Hanrahan has exploited the media's appetite for information about Martha Stewart's prison conditions as a chance to bash the American judicial system as unjust. On Thursday October 7, for example, Hanrahan appeared on CNN's Anderson Cooper 360: "I was quite surprised by the faces of the women, of America's imprisoned mothers and grandmothers and great grandmothers, these disenfranchised women of Alderson. And their stories, the stories of what brought them to prison are a really sad tale of how our justice system fails."
When she was in the Alderson prison, Hanrahan wrote an article for the quarterly magazine Peace News deploring CNN for its post-9/11 coverage, complaining of their Afghan war coverage: "The attempt to 'manufacture consent' riles me." An excerpt:
Now the networks she once deplored are showcasing Hanrahan as someone with useful insight into the goings on at Stewart's new home in Alderson prison.
For Hanrahan's left-wing prison screed, go to: www.peacenews.info
Update. On Friday, the CBS Evening News caught up with ABC's World News Tonight and ran a story about how several local schools in the U.S. were warned that layout diagrams for their schools were found with insurgents in Iraq. The October 8 CyberAlert relayed how on Thursday night ABC's Brian Ross reported how "law enforcement officials tell ABC News that someone described as a captured Iraqi insurgent had downloaded school floor plans...from elementary schools and high schools" in six U.S. states. CBS's Dan Rather picked up the same story about a warning issued to schools, but held it to a brief item in which he managed to not mention how floor plans were found with the enemy in Iraq.

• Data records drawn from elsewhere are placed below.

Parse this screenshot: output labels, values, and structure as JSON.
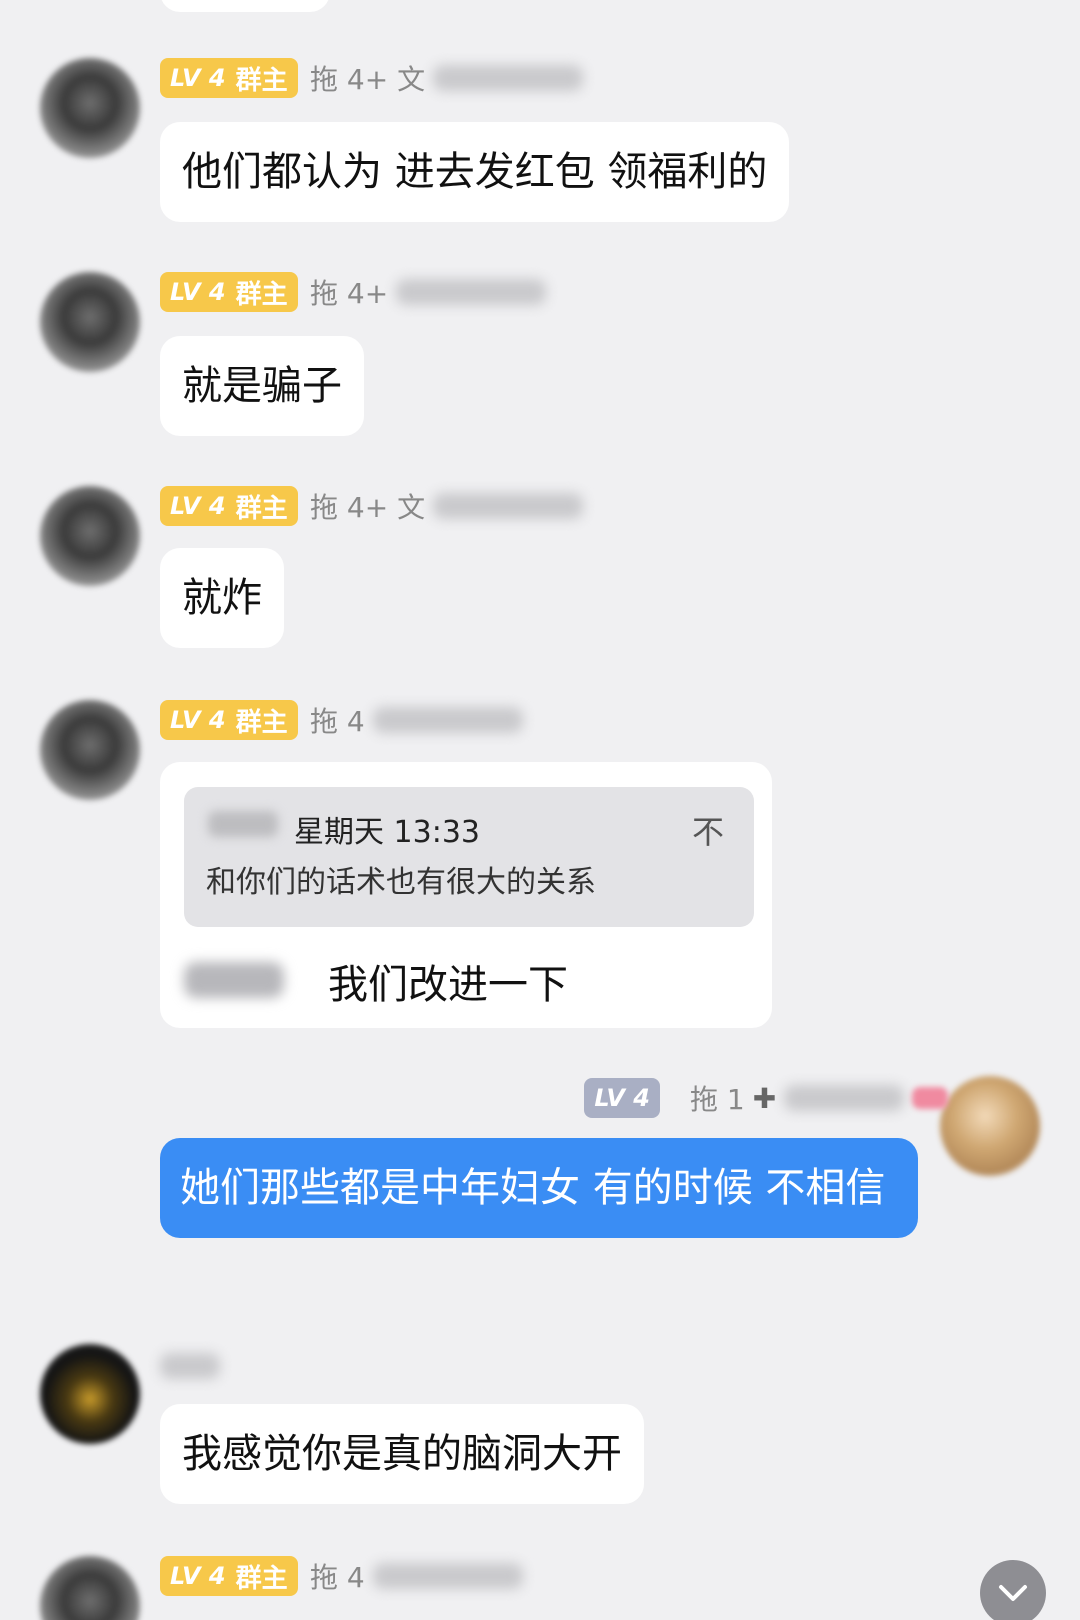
{
  "badge": {
    "level": "LV 4",
    "role": "群主"
  },
  "sender_prefix": "拖 4+",
  "sender_prefix_with_char": "拖 4+ 文",
  "sender_prefix_partial": "拖 4",
  "messages": [
    {
      "text": "他们都认为 进去发红包 领福利的"
    },
    {
      "text": "就是骗子"
    },
    {
      "text": "就炸"
    },
    {
      "quote_time": "星期天 13:33",
      "quote_text": "和你们的话术也有很大的关系",
      "quote_icon": "不",
      "reply_text": "我们改进一下"
    },
    {
      "text": "她们那些都是中年妇女 有的时候 不相信"
    },
    {
      "text": "我感觉你是真的脑洞大开"
    }
  ],
  "self_badge": {
    "level": "LV 4",
    "prefix": "拖 1"
  },
  "icons": {
    "scroll_down": "chevron-down-icon"
  },
  "colors": {
    "accent_blue": "#3a8df4",
    "badge_gold": "#f7c84a",
    "badge_grey": "#a9afc4"
  }
}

The Ross story re-played on Friday's Good Morning America, but neither the Thursday or Friday NBC Nightly News mentioned the find. (Saturday's Today aired a story and interview segment.)
Dan Rather introduced CBS's Friday story: "Something discovered in Iraq has led U.S. authorities to advise schools across America to be more vigilant, though they stress there is no specific threat against any school." Alfonsi began by noting that "because of bullies a half world away," a New Jersey mother kept her son home from school when she "learned this morning that back in July, information about her son's New Jersey school was found on the computer disk of an Iraqi man with ties to Saddam Hussein's government. Blueprints and photos of schools in California, Florida, Georgia, Michigan, and Oregon were also on the disk."
For the October 8 CyberAlert on Thursday ABC and CBS coverage: www.mediaresearch.org
10) From the October 8 Late Show with David Letterman, the "Top Ten Questions Audience Members Were Not Allowed to Ask During the Debate." Late Show home page: www.cbs.com
10. Who's a better one-term President -- you or your father?
9. Is it annoying being married to a woman who always smells like ketchup?
8. With oil at $50 a barrel, why aren't we looking into cheaper barrels?
7. Which best describes your economic policies: "Preposterous lies" or "Absolute crap"?
6. Senator Kerry, what impact do you think your large, canoe-shaped head will have on the economy?
5. What is your favorite episode of "Sanford and Son"?
4. Do you prefer flipping or flopping?
3. Which one of you is Dukakis?
2. Do you think John Edwards would be interested in dating a New Jersey Governor?
1. If either of you win, will you pardon Martha?
-- Brent Baker, with the overnight team of Geoff Dickens, Jessica Anderson and Brad Wilmouth